- We are here reminded of certain speculations concerning the relations between the species of living things. We find that in these also the individuals are naturally grouped into species, and that intermediate links between the species are wanting. But in each species variations occur, and there is a perpetual generation and destruction of the individuals of which the species consist.
- Hence it is possible to frame a theory to account for the present state of things by means of generation, variation, and discriminative destruction.
- In the case of the molecules, however, each individual is permanent; there is no generation or destruction, and no variation, or rather no difference, between the individuals of each species.
- Hence the kind of speculation with which we have become so familiar under the name of theories of evolution is quite inapplicable to the case of molecules.
It should also be noted that Maxwell wrote these words before atomic theory was widely accepted.
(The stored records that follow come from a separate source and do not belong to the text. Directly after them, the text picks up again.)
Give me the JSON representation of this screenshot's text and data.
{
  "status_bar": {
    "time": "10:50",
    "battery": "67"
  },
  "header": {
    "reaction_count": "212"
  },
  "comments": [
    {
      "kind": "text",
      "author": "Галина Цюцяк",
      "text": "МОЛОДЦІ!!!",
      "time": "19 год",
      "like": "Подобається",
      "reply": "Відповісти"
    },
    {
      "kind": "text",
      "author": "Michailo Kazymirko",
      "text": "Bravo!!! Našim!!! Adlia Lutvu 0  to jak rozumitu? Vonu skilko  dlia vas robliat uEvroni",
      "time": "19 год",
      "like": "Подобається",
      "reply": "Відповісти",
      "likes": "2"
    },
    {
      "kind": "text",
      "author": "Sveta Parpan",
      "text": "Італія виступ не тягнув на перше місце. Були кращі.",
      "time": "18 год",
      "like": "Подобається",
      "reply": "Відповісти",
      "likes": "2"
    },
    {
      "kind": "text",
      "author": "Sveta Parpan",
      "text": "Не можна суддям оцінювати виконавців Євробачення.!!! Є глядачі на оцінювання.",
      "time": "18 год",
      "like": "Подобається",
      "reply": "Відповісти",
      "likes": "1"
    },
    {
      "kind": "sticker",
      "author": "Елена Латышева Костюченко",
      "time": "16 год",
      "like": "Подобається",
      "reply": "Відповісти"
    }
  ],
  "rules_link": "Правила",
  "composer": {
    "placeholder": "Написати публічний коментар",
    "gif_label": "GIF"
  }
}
Maxwell of course knew nothing of the chemical composition of molecules like proteins and DNA, nor did he know about sub-atomic or nuclear processes, all of which contradict his claims that "there is no generation or destruction, and no variation ..." among molecules and atoms.
Lewis Campbell and William Garnett, The Life of James Clerk Maxwell, London, Macmillan, 1882
- "Influence on the Development of the Conception of Physical Reality" by Albert Einstein, written for the centenary of Maxwell's birth (1931)
- John C. Lennox (2009). God's undertaker. Has science buried God?. Oxford, England: Lion Hudson, 67–69, 186, 204. ISBN 978-0-7459-5371-7. “This is the key issue: there is a great difference between God and gods, and between a God who is the Creator and a god who is the universe, as James Clerk Maxwell well knew when he had inscribed over the door of the famous Cavendish Physics laboratory in Cambridge the words: 'Great are the works of the Lord; they are pondered by all who delight in them.'”
- James Clerk Maxwell, "The Theory of Heat", London, Longman's, Green, and Co., 1871. http://www.archive.org/stream/theoryofheat00maxwrich/